Determine which lines of the records include the word "ViewLayer", and copy them.

═══ SUPPLIED MATERIAL ═══

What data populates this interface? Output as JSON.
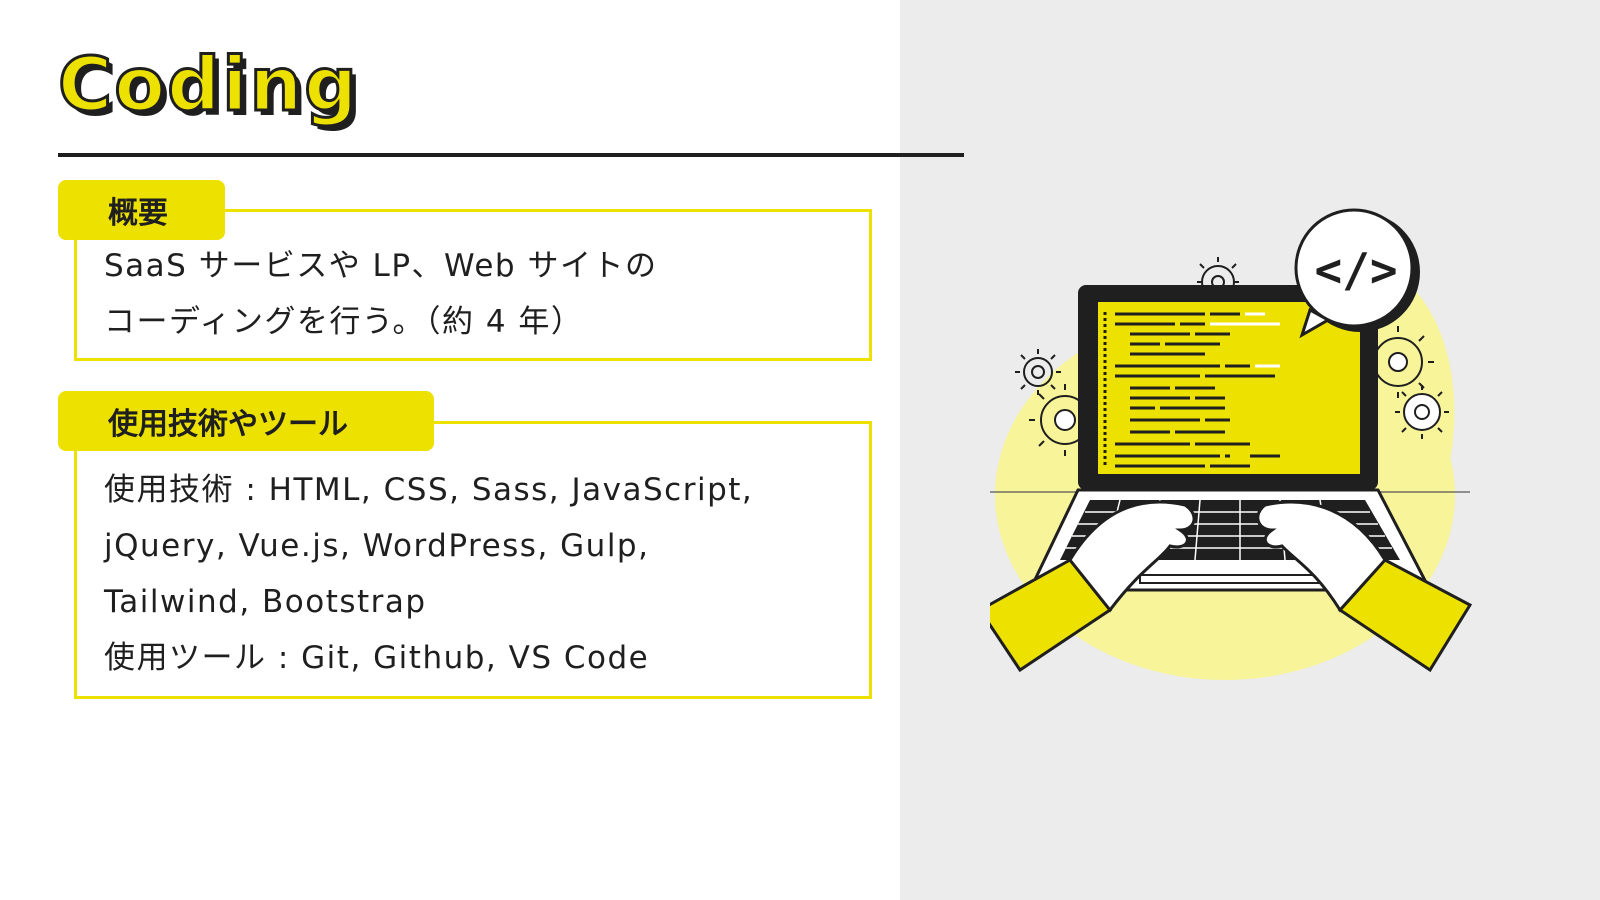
{
  "title": "Coding",
  "overview": {
    "tag": "概要",
    "lines": [
      "SaaS サービスや LP、Web サイトの",
      "コーディングを行う。（約 4 年）"
    ]
  },
  "tech": {
    "tag": "使用技術やツール",
    "lines": [
      "使用技術 : HTML, CSS, Sass, JavaScript,",
      "jQuery, Vue.js, WordPress, Gulp,",
      "Tailwind, Bootstrap",
      "使用ツール : Git, Github, VS Code"
    ]
  },
  "illustration": {
    "code_badge": "</>",
    "icon": "laptop-coding-illustration"
  },
  "colors": {
    "accent": "#ede100",
    "accent_light": "#f7f49a",
    "ink": "#1f1f1f",
    "panel": "#ececec"
  }
}
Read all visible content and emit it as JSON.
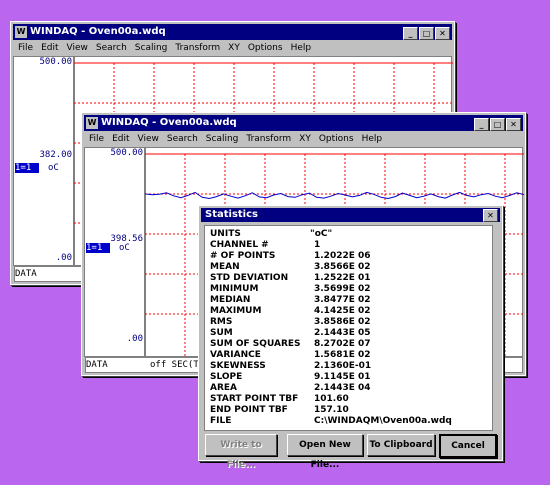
{
  "colors": {
    "desktop": "#bb66ee",
    "titlebar": "#000080",
    "grid": "#ff0000",
    "trace": "#0000cc"
  },
  "back_window": {
    "title": "WINDAQ - Oven00a.wdq",
    "menu": [
      "File",
      "Edit",
      "View",
      "Search",
      "Scaling",
      "Transform",
      "XY",
      "Options",
      "Help"
    ],
    "top_scale": "500.00",
    "value": "382.00",
    "channel": "1=1",
    "units": "oC",
    "bottom_scale": ".00",
    "status": "DATA"
  },
  "front_window": {
    "title": "WINDAQ - Oven00a.wdq",
    "menu": [
      "File",
      "Edit",
      "View",
      "Search",
      "Scaling",
      "Transform",
      "XY",
      "Options",
      "Help"
    ],
    "top_scale": "500.00",
    "value": "398.56",
    "channel": "1=1",
    "units": "oC",
    "bottom_scale": ".00",
    "status": "DATA",
    "status_right": "off SEC(TB"
  },
  "stats_dialog": {
    "title": "Statistics",
    "rows": [
      {
        "label": "UNITS",
        "value": "\"oC\""
      },
      {
        "label": "CHANNEL #",
        "value": "1"
      },
      {
        "label": "# OF POINTS",
        "value": "1.2022E 06"
      },
      {
        "label": "MEAN",
        "value": "3.8566E 02"
      },
      {
        "label": "STD DEVIATION",
        "value": "1.2522E 01"
      },
      {
        "label": "MINIMUM",
        "value": "3.5699E 02"
      },
      {
        "label": "MEDIAN",
        "value": "3.8477E 02"
      },
      {
        "label": "MAXIMUM",
        "value": "4.1425E 02"
      },
      {
        "label": "RMS",
        "value": "3.8586E 02"
      },
      {
        "label": "SUM",
        "value": "2.1443E 05"
      },
      {
        "label": "SUM OF SQUARES",
        "value": "8.2702E 07"
      },
      {
        "label": "VARIANCE",
        "value": "1.5681E 02"
      },
      {
        "label": "SKEWNESS",
        "value": "2.1360E-01"
      },
      {
        "label": "SLOPE",
        "value": "9.1145E 01"
      },
      {
        "label": "AREA",
        "value": "2.1443E 04"
      },
      {
        "label": "START POINT TBF",
        "value": "101.60"
      },
      {
        "label": "END POINT TBF",
        "value": "157.10"
      },
      {
        "label": "FILE",
        "value": "C:\\WINDAQM\\Oven00a.wdq"
      }
    ],
    "buttons": {
      "write": "Write to File...",
      "open": "Open New File...",
      "clip": "To Clipboard",
      "cancel": "Cancel"
    }
  },
  "trace": [
    395,
    393,
    394,
    398,
    390,
    385,
    391,
    399,
    386,
    383,
    388,
    395,
    389,
    384,
    390,
    398,
    387,
    385,
    392,
    396,
    388,
    386,
    393,
    397,
    386,
    384,
    389,
    396,
    392,
    387,
    391,
    399,
    394,
    386,
    383,
    388,
    397,
    391,
    385,
    389,
    395,
    388,
    384,
    392,
    399,
    391,
    387,
    393,
    396,
    389,
    385,
    391,
    398,
    393
  ]
}
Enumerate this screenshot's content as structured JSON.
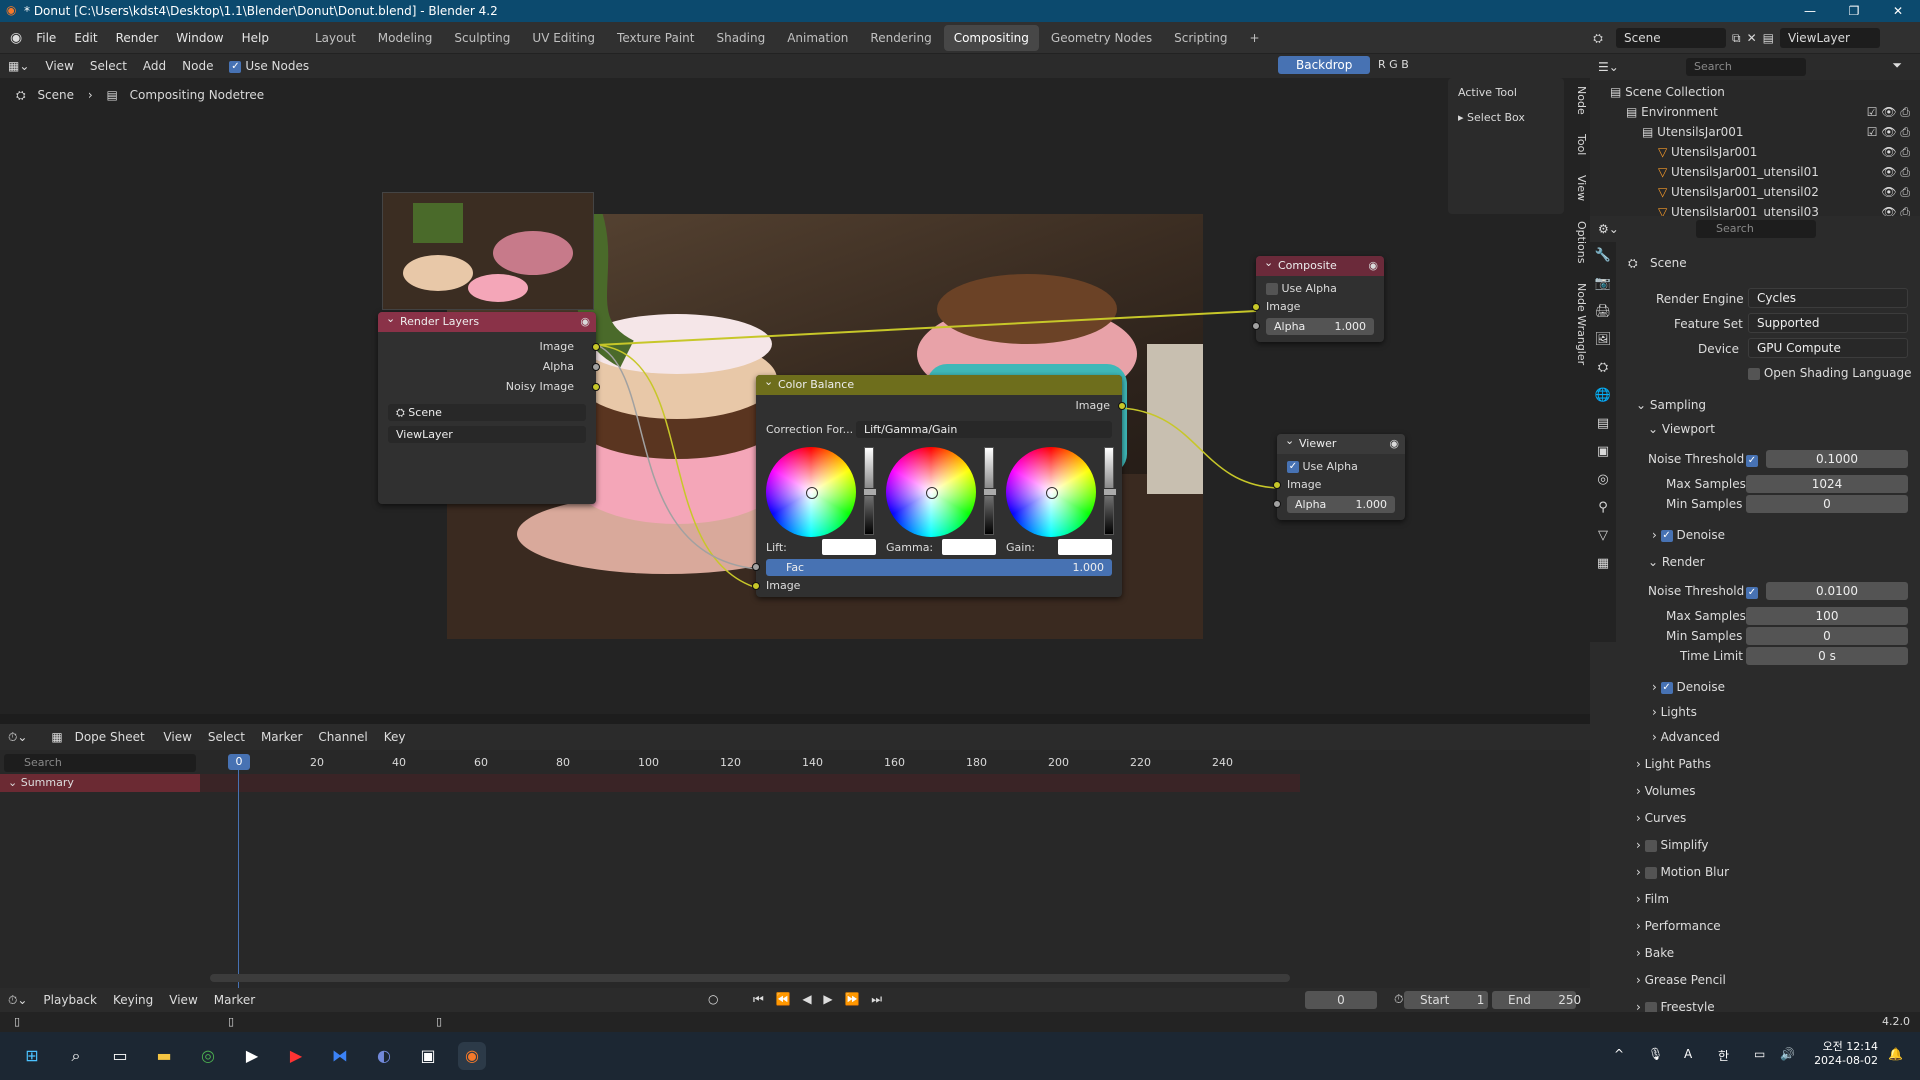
{
  "window": {
    "title": "* Donut [C:\\Users\\kdst4\\Desktop\\1.1\\Blender\\Donut\\Donut.blend] - Blender 4.2",
    "minimize": "—",
    "maximize": "❐",
    "close": "✕"
  },
  "menu": [
    "File",
    "Edit",
    "Render",
    "Window",
    "Help"
  ],
  "workspaces": [
    "Layout",
    "Modeling",
    "Sculpting",
    "UV Editing",
    "Texture Paint",
    "Shading",
    "Animation",
    "Rendering",
    "Compositing",
    "Geometry Nodes",
    "Scripting"
  ],
  "active_workspace": "Compositing",
  "scene_selector": {
    "scene": "Scene",
    "view_layer": "ViewLayer"
  },
  "node_header": {
    "view": "View",
    "select": "Select",
    "add": "Add",
    "node": "Node",
    "use_nodes": "Use Nodes",
    "backdrop": "Backdrop",
    "channels": [
      "R",
      "G",
      "B"
    ]
  },
  "breadcrumb": {
    "scene": "Scene",
    "tree": "Compositing Nodetree"
  },
  "sidebar_panel": {
    "title": "Active Tool",
    "tool": "Select Box",
    "tabs": [
      "Node",
      "Tool",
      "View",
      "Options",
      "Node Wrangler"
    ]
  },
  "nodes": {
    "render_layers": {
      "title": "Render Layers",
      "outputs": [
        "Image",
        "Alpha",
        "Noisy Image"
      ],
      "scene": "Scene",
      "layer": "ViewLayer"
    },
    "color_balance": {
      "title": "Color Balance",
      "output": "Image",
      "correction_label": "Correction For...",
      "correction_value": "Lift/Gamma/Gain",
      "lift": "Lift:",
      "gamma": "Gamma:",
      "gain": "Gain:",
      "fac_label": "Fac",
      "fac_value": "1.000",
      "input": "Image"
    },
    "composite": {
      "title": "Composite",
      "use_alpha": "Use Alpha",
      "image": "Image",
      "alpha_label": "Alpha",
      "alpha_value": "1.000"
    },
    "viewer": {
      "title": "Viewer",
      "use_alpha": "Use Alpha",
      "image": "Image",
      "alpha_label": "Alpha",
      "alpha_value": "1.000"
    }
  },
  "outliner": {
    "search_placeholder": "Search",
    "items": [
      {
        "label": "Scene Collection",
        "indent": 0
      },
      {
        "label": "Environment",
        "indent": 1
      },
      {
        "label": "UtensilsJar001",
        "indent": 2
      },
      {
        "label": "UtensilsJar001",
        "indent": 3
      },
      {
        "label": "UtensilsJar001_utensil01",
        "indent": 3
      },
      {
        "label": "UtensilsJar001_utensil02",
        "indent": 3
      },
      {
        "label": "UtensilsJar001_utensil03",
        "indent": 3
      }
    ]
  },
  "properties": {
    "search_placeholder": "Search",
    "context": "Scene",
    "render_engine_label": "Render Engine",
    "render_engine": "Cycles",
    "feature_set_label": "Feature Set",
    "feature_set": "Supported",
    "device_label": "Device",
    "device": "GPU Compute",
    "osl": "Open Shading Language",
    "sampling": "Sampling",
    "viewport": "Viewport",
    "vp_noise_label": "Noise Threshold",
    "vp_noise": "0.1000",
    "vp_max_label": "Max Samples",
    "vp_max": "1024",
    "vp_min_label": "Min Samples",
    "vp_min": "0",
    "denoise": "Denoise",
    "render": "Render",
    "r_noise_label": "Noise Threshold",
    "r_noise": "0.0100",
    "r_max_label": "Max Samples",
    "r_max": "100",
    "r_min_label": "Min Samples",
    "r_min": "0",
    "time_limit_label": "Time Limit",
    "time_limit": "0 s",
    "denoise2": "Denoise",
    "lights": "Lights",
    "advanced": "Advanced",
    "sections": [
      "Light Paths",
      "Volumes",
      "Curves",
      "Simplify",
      "Motion Blur",
      "Film",
      "Performance",
      "Bake",
      "Grease Pencil",
      "Freestyle"
    ]
  },
  "dopesheet": {
    "editor": "Dope Sheet",
    "menus": [
      "View",
      "Select",
      "Marker",
      "Channel",
      "Key"
    ],
    "search_placeholder": "Search",
    "summary": "Summary",
    "current_frame": "0",
    "ticks": [
      "20",
      "40",
      "60",
      "80",
      "100",
      "120",
      "140",
      "160",
      "180",
      "200",
      "220",
      "240"
    ]
  },
  "timeline": {
    "playback": "Playback",
    "keying": "Keying",
    "view": "View",
    "marker": "Marker",
    "frame": "0",
    "start_label": "Start",
    "start": "1",
    "end_label": "End",
    "end": "250"
  },
  "status": {
    "version": "4.2.0"
  },
  "taskbar": {
    "time": "오전 12:14",
    "date": "2024-08-02",
    "lang": "A",
    "ime": "한"
  },
  "colors": {
    "accent": "#4772b3",
    "render_layers_header": "#8a3248",
    "color_balance_header": "#6e6e1c",
    "socket_color": "#c7c729"
  }
}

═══

OUTPUT OF THE TASK –
    "view_layer": "ViewLayer"
      "layer": "ViewLayer"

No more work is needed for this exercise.